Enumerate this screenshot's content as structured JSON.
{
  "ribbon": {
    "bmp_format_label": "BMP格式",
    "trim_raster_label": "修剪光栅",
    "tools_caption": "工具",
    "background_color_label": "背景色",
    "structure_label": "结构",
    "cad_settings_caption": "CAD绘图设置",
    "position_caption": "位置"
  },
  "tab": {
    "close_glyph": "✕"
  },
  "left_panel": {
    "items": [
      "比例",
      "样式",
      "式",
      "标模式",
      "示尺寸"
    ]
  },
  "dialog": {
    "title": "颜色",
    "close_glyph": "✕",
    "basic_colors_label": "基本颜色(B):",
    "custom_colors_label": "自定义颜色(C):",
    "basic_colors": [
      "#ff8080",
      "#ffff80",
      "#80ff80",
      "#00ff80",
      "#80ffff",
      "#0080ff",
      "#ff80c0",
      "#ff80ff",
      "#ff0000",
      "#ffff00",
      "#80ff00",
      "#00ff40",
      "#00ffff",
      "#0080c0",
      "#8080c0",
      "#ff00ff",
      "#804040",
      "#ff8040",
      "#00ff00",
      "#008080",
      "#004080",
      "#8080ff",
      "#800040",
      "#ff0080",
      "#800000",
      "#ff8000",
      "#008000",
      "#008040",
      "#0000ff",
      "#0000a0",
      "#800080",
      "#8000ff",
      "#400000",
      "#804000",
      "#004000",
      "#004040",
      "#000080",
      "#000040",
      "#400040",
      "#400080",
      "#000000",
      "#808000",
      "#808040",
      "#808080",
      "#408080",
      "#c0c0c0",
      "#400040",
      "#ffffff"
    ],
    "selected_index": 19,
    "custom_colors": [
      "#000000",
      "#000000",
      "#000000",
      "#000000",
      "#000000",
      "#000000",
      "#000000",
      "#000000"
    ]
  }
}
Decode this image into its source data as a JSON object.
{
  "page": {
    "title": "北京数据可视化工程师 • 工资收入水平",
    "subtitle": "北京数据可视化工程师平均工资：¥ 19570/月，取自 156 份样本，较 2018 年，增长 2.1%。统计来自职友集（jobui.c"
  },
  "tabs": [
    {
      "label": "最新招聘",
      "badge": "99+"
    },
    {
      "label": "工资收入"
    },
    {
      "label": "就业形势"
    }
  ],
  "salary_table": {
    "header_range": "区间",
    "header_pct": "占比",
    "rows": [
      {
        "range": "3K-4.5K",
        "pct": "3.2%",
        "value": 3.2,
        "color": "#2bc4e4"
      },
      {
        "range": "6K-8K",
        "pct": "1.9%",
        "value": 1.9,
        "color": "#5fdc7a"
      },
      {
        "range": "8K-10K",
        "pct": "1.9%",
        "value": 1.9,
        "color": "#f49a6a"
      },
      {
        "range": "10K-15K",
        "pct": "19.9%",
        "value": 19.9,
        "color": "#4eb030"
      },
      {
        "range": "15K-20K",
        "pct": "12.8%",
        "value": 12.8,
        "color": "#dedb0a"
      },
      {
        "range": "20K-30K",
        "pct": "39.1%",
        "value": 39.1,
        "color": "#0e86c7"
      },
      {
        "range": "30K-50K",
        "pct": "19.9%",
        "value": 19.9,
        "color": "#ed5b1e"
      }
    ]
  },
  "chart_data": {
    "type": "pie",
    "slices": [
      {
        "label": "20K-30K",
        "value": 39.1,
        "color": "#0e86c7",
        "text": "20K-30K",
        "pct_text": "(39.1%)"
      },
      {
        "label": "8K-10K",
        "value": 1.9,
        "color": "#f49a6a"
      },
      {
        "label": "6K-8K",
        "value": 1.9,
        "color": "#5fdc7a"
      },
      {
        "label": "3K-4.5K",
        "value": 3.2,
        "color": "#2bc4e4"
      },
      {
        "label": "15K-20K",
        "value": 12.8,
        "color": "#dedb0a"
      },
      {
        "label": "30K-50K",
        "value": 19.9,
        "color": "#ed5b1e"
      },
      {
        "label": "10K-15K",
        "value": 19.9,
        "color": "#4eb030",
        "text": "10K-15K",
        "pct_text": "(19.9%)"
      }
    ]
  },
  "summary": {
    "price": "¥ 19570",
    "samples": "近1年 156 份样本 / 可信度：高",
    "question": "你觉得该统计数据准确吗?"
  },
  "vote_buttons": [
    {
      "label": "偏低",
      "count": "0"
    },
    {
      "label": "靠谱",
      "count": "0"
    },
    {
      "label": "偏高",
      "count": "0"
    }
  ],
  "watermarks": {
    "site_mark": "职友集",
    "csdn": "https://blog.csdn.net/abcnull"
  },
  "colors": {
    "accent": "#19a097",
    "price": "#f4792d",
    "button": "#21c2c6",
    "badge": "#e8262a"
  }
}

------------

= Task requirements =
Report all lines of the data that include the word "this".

= Output =
Enumerate this screenshot's content as structured JSON.
Decode this image into its source data as a JSON object.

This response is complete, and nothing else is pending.